======== RECORDED INFORMATION ========

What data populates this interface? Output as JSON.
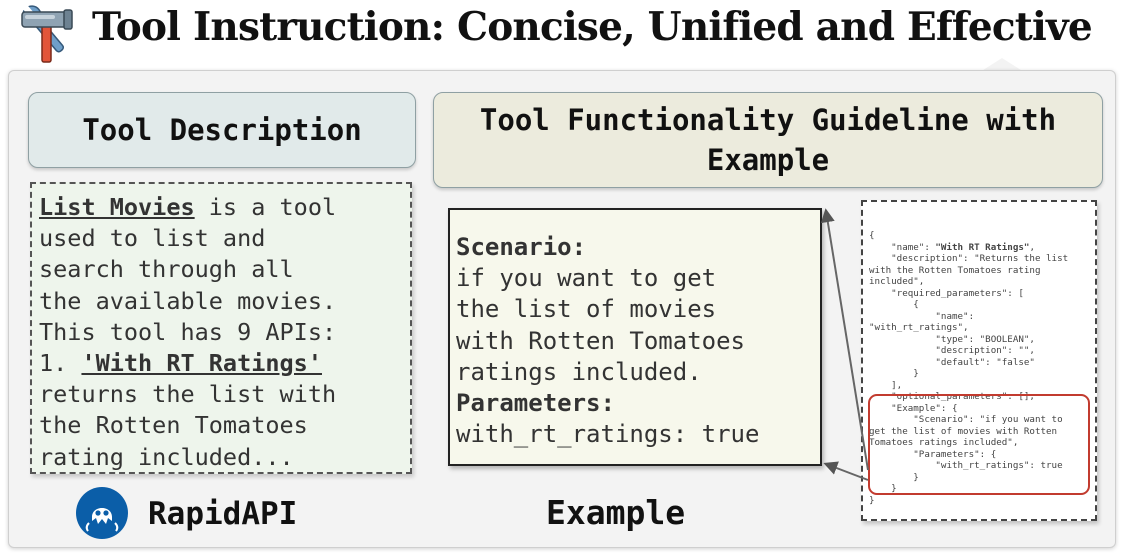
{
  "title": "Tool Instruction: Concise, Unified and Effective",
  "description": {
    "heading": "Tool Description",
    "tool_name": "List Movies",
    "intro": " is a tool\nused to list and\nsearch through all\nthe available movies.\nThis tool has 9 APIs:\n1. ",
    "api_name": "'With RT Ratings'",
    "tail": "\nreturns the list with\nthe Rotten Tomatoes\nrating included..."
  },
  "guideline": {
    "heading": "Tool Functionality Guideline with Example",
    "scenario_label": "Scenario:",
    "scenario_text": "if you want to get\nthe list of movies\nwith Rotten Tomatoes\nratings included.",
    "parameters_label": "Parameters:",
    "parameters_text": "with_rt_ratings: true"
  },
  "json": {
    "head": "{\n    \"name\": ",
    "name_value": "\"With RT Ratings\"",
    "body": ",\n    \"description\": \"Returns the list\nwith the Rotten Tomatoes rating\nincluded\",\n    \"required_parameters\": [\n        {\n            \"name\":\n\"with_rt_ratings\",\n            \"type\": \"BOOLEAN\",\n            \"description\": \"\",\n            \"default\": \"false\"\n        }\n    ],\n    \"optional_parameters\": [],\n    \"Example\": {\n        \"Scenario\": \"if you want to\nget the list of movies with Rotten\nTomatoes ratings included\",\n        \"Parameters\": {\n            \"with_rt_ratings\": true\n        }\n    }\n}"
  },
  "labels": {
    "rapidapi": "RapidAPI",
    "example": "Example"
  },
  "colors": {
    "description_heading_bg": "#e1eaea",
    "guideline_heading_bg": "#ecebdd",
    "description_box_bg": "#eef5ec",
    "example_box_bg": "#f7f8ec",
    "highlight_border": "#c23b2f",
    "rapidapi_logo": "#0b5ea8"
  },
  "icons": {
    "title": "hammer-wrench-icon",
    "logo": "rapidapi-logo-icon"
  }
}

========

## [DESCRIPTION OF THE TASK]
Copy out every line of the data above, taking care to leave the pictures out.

## [RESPONSE BELOW]
What data populates this interface? Output as JSON.
{
  "title": "Tool Instruction: Concise, Unified and Effective",
  "description": {
    "heading": "Tool Description",
    "tool_name": "List Movies",
    "intro": " is a tool\nused to list and\nsearch through all\nthe available movies.\nThis tool has 9 APIs:\n1. ",
    "api_name": "'With RT Ratings'",
    "tail": "\nreturns the list with\nthe Rotten Tomatoes\nrating included..."
  },
  "guideline": {
    "heading": "Tool Functionality Guideline with Example",
    "scenario_label": "Scenario:",
    "scenario_text": "if you want to get\nthe list of movies\nwith Rotten Tomatoes\nratings included.",
    "parameters_label": "Parameters:",
    "parameters_text": "with_rt_ratings: true"
  },
  "json": {
    "head": "{\n    \"name\": ",
    "name_value": "\"With RT Ratings\"",
    "body": ",\n    \"description\": \"Returns the list\nwith the Rotten Tomatoes rating\nincluded\",\n    \"required_parameters\": [\n        {\n            \"name\":\n\"with_rt_ratings\",\n            \"type\": \"BOOLEAN\",\n            \"description\": \"\",\n            \"default\": \"false\"\n        }\n    ],\n    \"optional_parameters\": [],\n    \"Example\": {\n        \"Scenario\": \"if you want to\nget the list of movies with Rotten\nTomatoes ratings included\",\n        \"Parameters\": {\n            \"with_rt_ratings\": true\n        }\n    }\n}"
  },
  "labels": {
    "rapidapi": "RapidAPI",
    "example": "Example"
  },
  "colors": {
    "description_heading_bg": "#e1eaea",
    "guideline_heading_bg": "#ecebdd",
    "description_box_bg": "#eef5ec",
    "example_box_bg": "#f7f8ec",
    "highlight_border": "#c23b2f",
    "rapidapi_logo": "#0b5ea8"
  },
  "icons": {
    "title": "hammer-wrench-icon",
    "logo": "rapidapi-logo-icon"
  }
}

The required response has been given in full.